SYDNEY (Reuters) – Bernard Tomic has no qualms wiping his hands of a year he would rather forget and, with a reduced schedule next year, is keen to make a fresh start when he opens his season in Brisbane.
The 24-year-old Tomic, once considered Australia’s next great hope in men’s tennis, was plagued by an abdominal injury, fined for swearing at a fan, accused of not trying and involved in a spat with the Australian Olympic team chief this year.
Despite reaching a career-high ranking of 17, the issues only reinforced a feeling amongst fans and the media that he was not overly interested in playing the sport, though that was something he denied on Wednesday.
“I’m not the best, I’m not the brightest, but we all have our problems,” Tomic told reporters on the Gold Coast ahead of the Jan. 1-7 Brisbane International tournament.
“I think the main thing is I’m doing what I love and I really respect the sport.”
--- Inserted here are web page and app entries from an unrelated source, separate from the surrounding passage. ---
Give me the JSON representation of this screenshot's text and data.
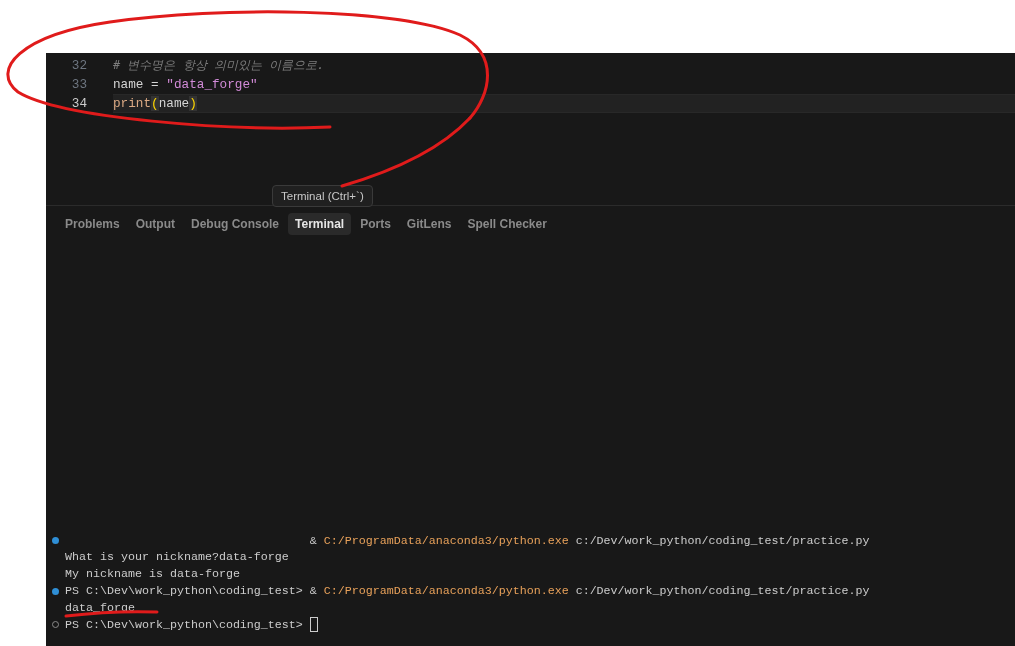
{
  "editor": {
    "lines": [
      {
        "number": "32",
        "current": false,
        "tokens": [
          {
            "text": "# 변수명은 항상 의미있는 이름으로.",
            "kind": "comment"
          }
        ]
      },
      {
        "number": "33",
        "current": false,
        "tokens": [
          {
            "text": "name",
            "kind": "plain"
          },
          {
            "text": " = ",
            "kind": "plain"
          },
          {
            "text": "\"data_forge\"",
            "kind": "string"
          }
        ]
      },
      {
        "number": "34",
        "current": true,
        "tokens": [
          {
            "text": "print",
            "kind": "function"
          },
          {
            "text": "(",
            "kind": "bracket-match"
          },
          {
            "text": "name",
            "kind": "plain"
          },
          {
            "text": ")",
            "kind": "bracket-match"
          }
        ]
      }
    ]
  },
  "tooltip": {
    "text": "Terminal (Ctrl+`)"
  },
  "panel": {
    "tabs": [
      {
        "label": "Problems",
        "selected": false
      },
      {
        "label": "Output",
        "selected": false
      },
      {
        "label": "Debug Console",
        "selected": false
      },
      {
        "label": "Terminal",
        "selected": true
      },
      {
        "label": "Ports",
        "selected": false
      },
      {
        "label": "GitLens",
        "selected": false
      },
      {
        "label": "Spell Checker",
        "selected": false
      }
    ]
  },
  "terminal": {
    "lines": [
      {
        "kind": "finished-command",
        "prompt_erased": true,
        "segments": [
          {
            "text": "& ",
            "kind": "plain"
          },
          {
            "text": "C:/ProgramData/anaconda3/python.exe",
            "kind": "executable"
          },
          {
            "text": " c:/Dev/work_python/coding_test/practice.py",
            "kind": "plain"
          }
        ]
      },
      {
        "kind": "output",
        "segments": [
          {
            "text": "What is your nickname?data-forge",
            "kind": "plain"
          }
        ]
      },
      {
        "kind": "output",
        "segments": [
          {
            "text": "My nickname is data-forge",
            "kind": "plain"
          }
        ]
      },
      {
        "kind": "finished-command",
        "segments": [
          {
            "text": "PS C:\\Dev\\work_python\\coding_test> & ",
            "kind": "plain"
          },
          {
            "text": "C:/ProgramData/anaconda3/python.exe",
            "kind": "executable"
          },
          {
            "text": " c:/Dev/work_python/coding_test/practice.py",
            "kind": "plain"
          }
        ]
      },
      {
        "kind": "output",
        "segments": [
          {
            "text": "data_forge",
            "kind": "plain"
          }
        ]
      },
      {
        "kind": "pending-prompt",
        "cursor": true,
        "segments": [
          {
            "text": "PS C:\\Dev\\work_python\\coding_test> ",
            "kind": "plain"
          }
        ]
      }
    ]
  }
}
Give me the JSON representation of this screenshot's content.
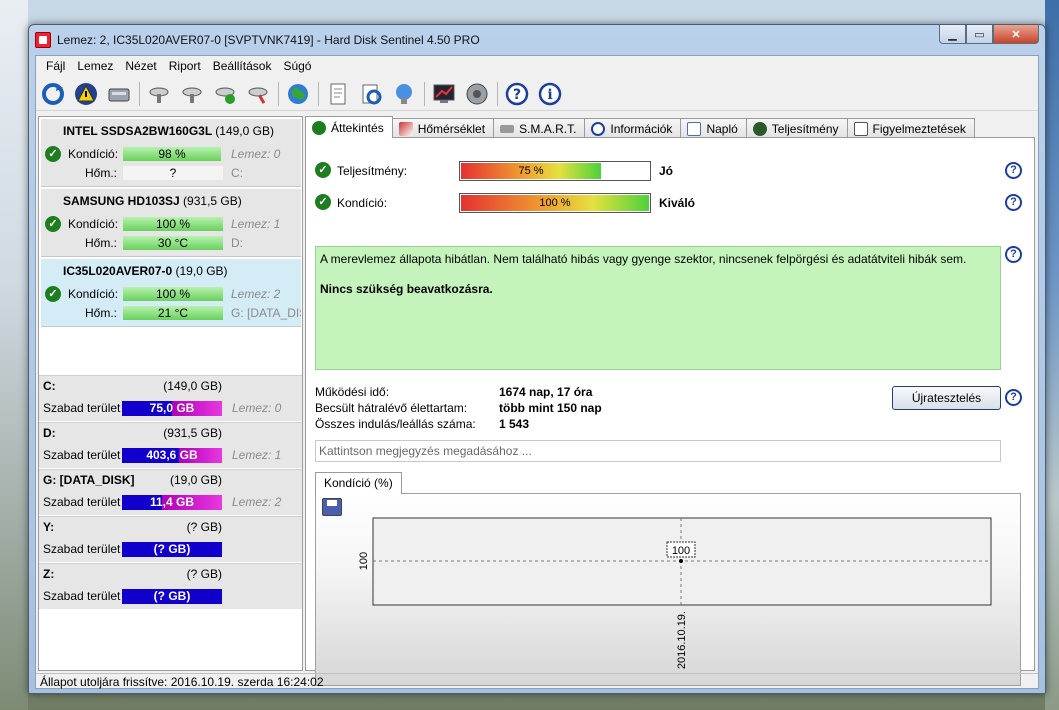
{
  "window": {
    "title": "Lemez: 2, IC35L020AVER07-0 [SVPTVNK7419]  -  Hard Disk Sentinel 4.50 PRO"
  },
  "menu": [
    "Fájl",
    "Lemez",
    "Nézet",
    "Riport",
    "Beállítások",
    "Súgó"
  ],
  "disks": [
    {
      "name": "INTEL SSDSA2BW160G3L",
      "size": "(149,0 GB)",
      "health_label": "Kondíció:",
      "health": "98 %",
      "health_pct": 98,
      "temp_label": "Hőm.:",
      "temp": "?",
      "sub1": "Lemez: 0",
      "sub2": "C:"
    },
    {
      "name": "SAMSUNG HD103SJ",
      "size": "(931,5 GB)",
      "health_label": "Kondíció:",
      "health": "100 %",
      "health_pct": 100,
      "temp_label": "Hőm.:",
      "temp": "30 °C",
      "sub1": "Lemez: 1",
      "sub2": "D:"
    },
    {
      "name": "IC35L020AVER07-0",
      "size": "(19,0 GB)",
      "health_label": "Kondíció:",
      "health": "100 %",
      "health_pct": 100,
      "temp_label": "Hőm.:",
      "temp": "21 °C",
      "sub1": "Lemez: 2",
      "sub2": "G: [DATA_DISK]"
    }
  ],
  "volumes": [
    {
      "name": "C:",
      "size": "(149,0 GB)",
      "free_label": "Szabad terület",
      "free": "75,0 GB",
      "used_pct": 50,
      "sub": "Lemez: 0"
    },
    {
      "name": "D:",
      "size": "(931,5 GB)",
      "free_label": "Szabad terület",
      "free": "403,6 GB",
      "used_pct": 57,
      "sub": "Lemez: 1"
    },
    {
      "name": "G: [DATA_DISK]",
      "size": "(19,0 GB)",
      "free_label": "Szabad terület",
      "free": "11,4 GB",
      "used_pct": 40,
      "sub": "Lemez: 2"
    },
    {
      "name": "Y:",
      "size": "(? GB)",
      "free_label": "Szabad terület",
      "free": "(? GB)",
      "used_pct": 0,
      "sub": ""
    },
    {
      "name": "Z:",
      "size": "(? GB)",
      "free_label": "Szabad terület",
      "free": "(? GB)",
      "used_pct": 0,
      "sub": ""
    }
  ],
  "tabs": [
    "Áttekintés",
    "Hőmérséklet",
    "S.M.A.R.T.",
    "Információk",
    "Napló",
    "Teljesítmény",
    "Figyelmeztetések"
  ],
  "overview": {
    "performance_label": "Teljesítmény:",
    "performance_value": "75 %",
    "performance_pct": 75,
    "performance_word": "Jó",
    "health_label": "Kondíció:",
    "health_value": "100 %",
    "health_pct": 100,
    "health_word": "Kiváló",
    "message": "A merevlemez állapota hibátlan. Nem található hibás vagy gyenge szektor, nincsenek felpörgési és adatátviteli hibák sem.",
    "action": "Nincs szükség beavatkozásra.",
    "uptime_label": "Működési idő:",
    "uptime": "1674 nap, 17 óra",
    "lifetime_label": "Becsült hátralévő élettartam:",
    "lifetime": "több mint 150 nap",
    "starts_label": "Összes indulás/leállás száma:",
    "starts": "1 543",
    "retest_label": "Újratesztelés",
    "note_placeholder": "Kattintson megjegyzés megadásához ..."
  },
  "chart_tab": "Kondíció  (%)",
  "chart_data": {
    "type": "line",
    "x": [
      "2016.10.19."
    ],
    "values": [
      100
    ],
    "y_tick": "100",
    "point_label": "100"
  },
  "status": "Állapot utoljára frissítve: 2016.10.19. szerda 16:24:02",
  "colors": {
    "health_ok": "#6ad05c",
    "selected_disk": "#d4ecf6",
    "volume_free": "#1100cc",
    "volume_used": "#e838e0"
  }
}
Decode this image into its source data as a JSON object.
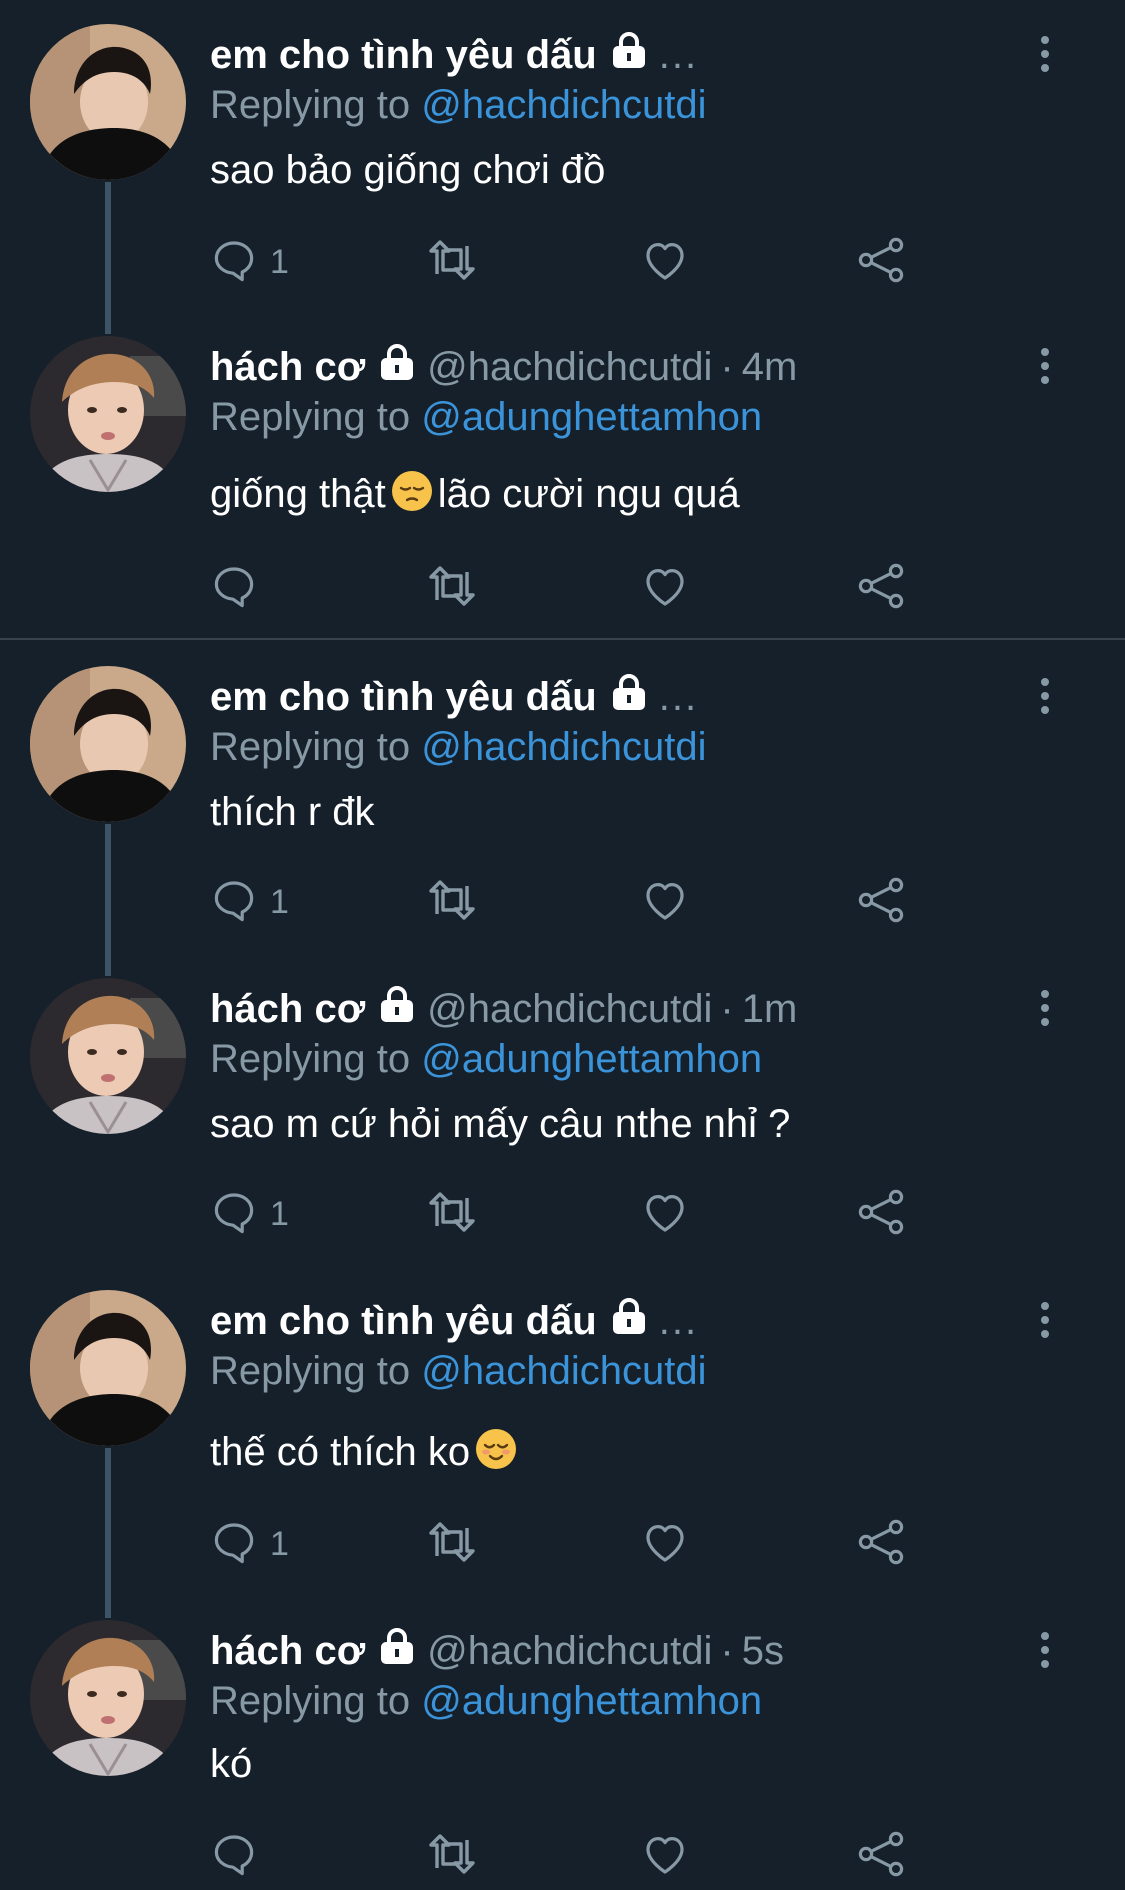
{
  "colors": {
    "background": "#15202b",
    "primary_text": "#ffffff",
    "secondary_text": "#8899a6",
    "mention": "#3b94d9",
    "thread_line": "#3d5466",
    "divider": "#38444d"
  },
  "tweets": [
    {
      "name": "em cho tình yêu dấu",
      "handle": "",
      "time": "",
      "more": "...",
      "replying_prefix": "Replying to",
      "replying_to": "@hachdichcutdi",
      "text": "sao bảo giống chơi đồ",
      "emoji": "",
      "text_after": "",
      "reply_count": "1",
      "avatar": "avatar-em",
      "icons": [
        "lock-icon",
        "more-options-icon",
        "reply-icon",
        "retweet-icon",
        "like-icon",
        "share-icon"
      ]
    },
    {
      "name": "hách cơ",
      "handle": "@hachdichcutdi",
      "time": "4m",
      "more": "",
      "replying_prefix": "Replying to",
      "replying_to": "@adunghettamhon",
      "text": "giống thật",
      "emoji": "pensive-emoji",
      "text_after": "lão cười ngu quá",
      "reply_count": "",
      "avatar": "avatar-hach"
    },
    {
      "name": "em cho tình yêu dấu",
      "handle": "",
      "time": "",
      "more": "...",
      "replying_prefix": "Replying to",
      "replying_to": "@hachdichcutdi",
      "text": "thích r đk",
      "emoji": "",
      "text_after": "",
      "reply_count": "1",
      "avatar": "avatar-em"
    },
    {
      "name": "hách cơ",
      "handle": "@hachdichcutdi",
      "time": "1m",
      "more": "",
      "replying_prefix": "Replying to",
      "replying_to": "@adunghettamhon",
      "text": "sao m cứ hỏi mấy câu nthe nhỉ ?",
      "emoji": "",
      "text_after": "",
      "reply_count": "1",
      "avatar": "avatar-hach"
    },
    {
      "name": "em cho tình yêu dấu",
      "handle": "",
      "time": "",
      "more": "...",
      "replying_prefix": "Replying to",
      "replying_to": "@hachdichcutdi",
      "text": "thế có thích ko",
      "emoji": "relieved-emoji",
      "text_after": "",
      "reply_count": "1",
      "avatar": "avatar-em"
    },
    {
      "name": "hách cơ",
      "handle": "@hachdichcutdi",
      "time": "5s",
      "more": "",
      "replying_prefix": "Replying to",
      "replying_to": "@adunghettamhon",
      "text": "kó",
      "emoji": "",
      "text_after": "",
      "reply_count": "",
      "avatar": "avatar-hach"
    }
  ]
}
Tomic said he was now clear of the abdominal injury that blighted a year in which he made just one final, at Acapulco, and two other semi-finals, at Brisbane and the Queen’s Club in London.
His performances at the grand slams were inconsistent with fourth round appearances at the Australian Open and Wimbledon but a second-round exit at Roland Garros and a failure to clear the first hurdle at the U.S. Open.
The Flushing Meadows loss, as world number 19 to 72nd ranked Bosnian Damir Dzumhur, earned him a $10,000 fine for firing lewd comments at a heckler in the crowd.
He also drew heavy criticism in May following his exit from the Madrid Open when, facing match point against Fabio Fognini, he held the racquet by the strings and did not offer a shot.
He later ruled himself out of consideration for the Rio Games after the head of the Australian team had warned him that his behavior, and that of Nick Kyrgios, was being monitored to judge their suitability for the Olympics.
Tomic said few people truly understood himself and his 21-year-old compatriot, who had risen to number 13 in the world.
“I think sometimes we do push it more than we should,” Tomic said. “But that is our personality, our character.
“We are young, we are successful. But it turns into a bit of negative energy when we do things wrong.
“No one is perfect but I think we are doing a pretty good job.”
(Reporting by Greg Stutchbury in Wellington; Editing by Nick Mulvenney)